de la Fuente et al. reveal how the vitamin D receptor (VDR) promotes the differentiation of oligodendrocyte progenitor cells (OPCs), thereby boosting myelin sheath regeneration.
When central nervous system axons lose their insulating myelin sheath—due, for example, to demyelinating diseases such as multiple sclerosis (MS)—OPCs migrate toward the damage and differentiate into mature, myelin-producing oligodendrocytes. The nuclear receptor retinoid X receptor γ (RXR-γ) promotes OPC differentiation and remyelination, but nuclear receptors generally function as heterodimers, so de la Fuente et al. set out to identify RXR-γ’s binding partners.
RXR-γ bound to several nuclear receptors, including VDR, in OPCs and mature oligodendrocytes. Inhibiting VDR signaling impaired OPC differentiation and reduced the cells’ ability to remyelinate axons ex vivo. Vitamin D, in contrast, boosted OPC differentiation.
Low vitamin D levels have been linked to the onset of MS, and de la Fuente et al.’s findings suggest that the vitamin might also affect the disease’s progression by controlling myelin sheath regeneration, a process that declines with age. VDR agonists might therefore be able to enhance remyelination in MS patients. Indeed, the researchers found that VDR was expressed in OPCs and oligodendrocytes present in MS brain lesions.

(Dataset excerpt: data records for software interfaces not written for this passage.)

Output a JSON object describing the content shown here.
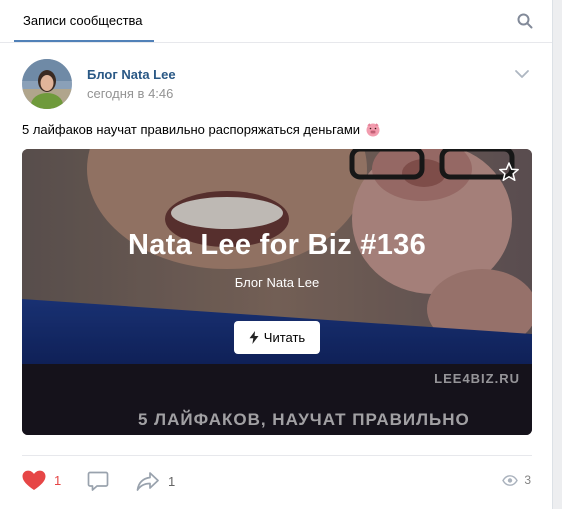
{
  "header": {
    "tab_label": "Записи сообщества"
  },
  "post": {
    "author": "Блог Nata Lee",
    "date": "сегодня в 4:46",
    "text": "5 лайфаков научат правильно распоряжаться деньгами",
    "emoji": "pig-face"
  },
  "article": {
    "title": "Nata Lee for Biz #136",
    "source": "Блог Nata Lee",
    "read_label": "Читать",
    "site_label": "LEE4BIZ.RU",
    "banner_text": "5 ЛАЙФАКОВ, НАУЧАТ ПРАВИЛЬНО"
  },
  "actions": {
    "likes": "1",
    "shares": "1",
    "views": "3"
  },
  "colors": {
    "link": "#2a5885",
    "accent": "#5181b8",
    "like": "#e64646",
    "muted": "#939393"
  }
}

The team now wants to identify which genes are downstream targets of the RXR-γ–VDR heterodimer. They also want to investigate whether other partners of RXR-γ also play a role in OPC differentiation and remyelination.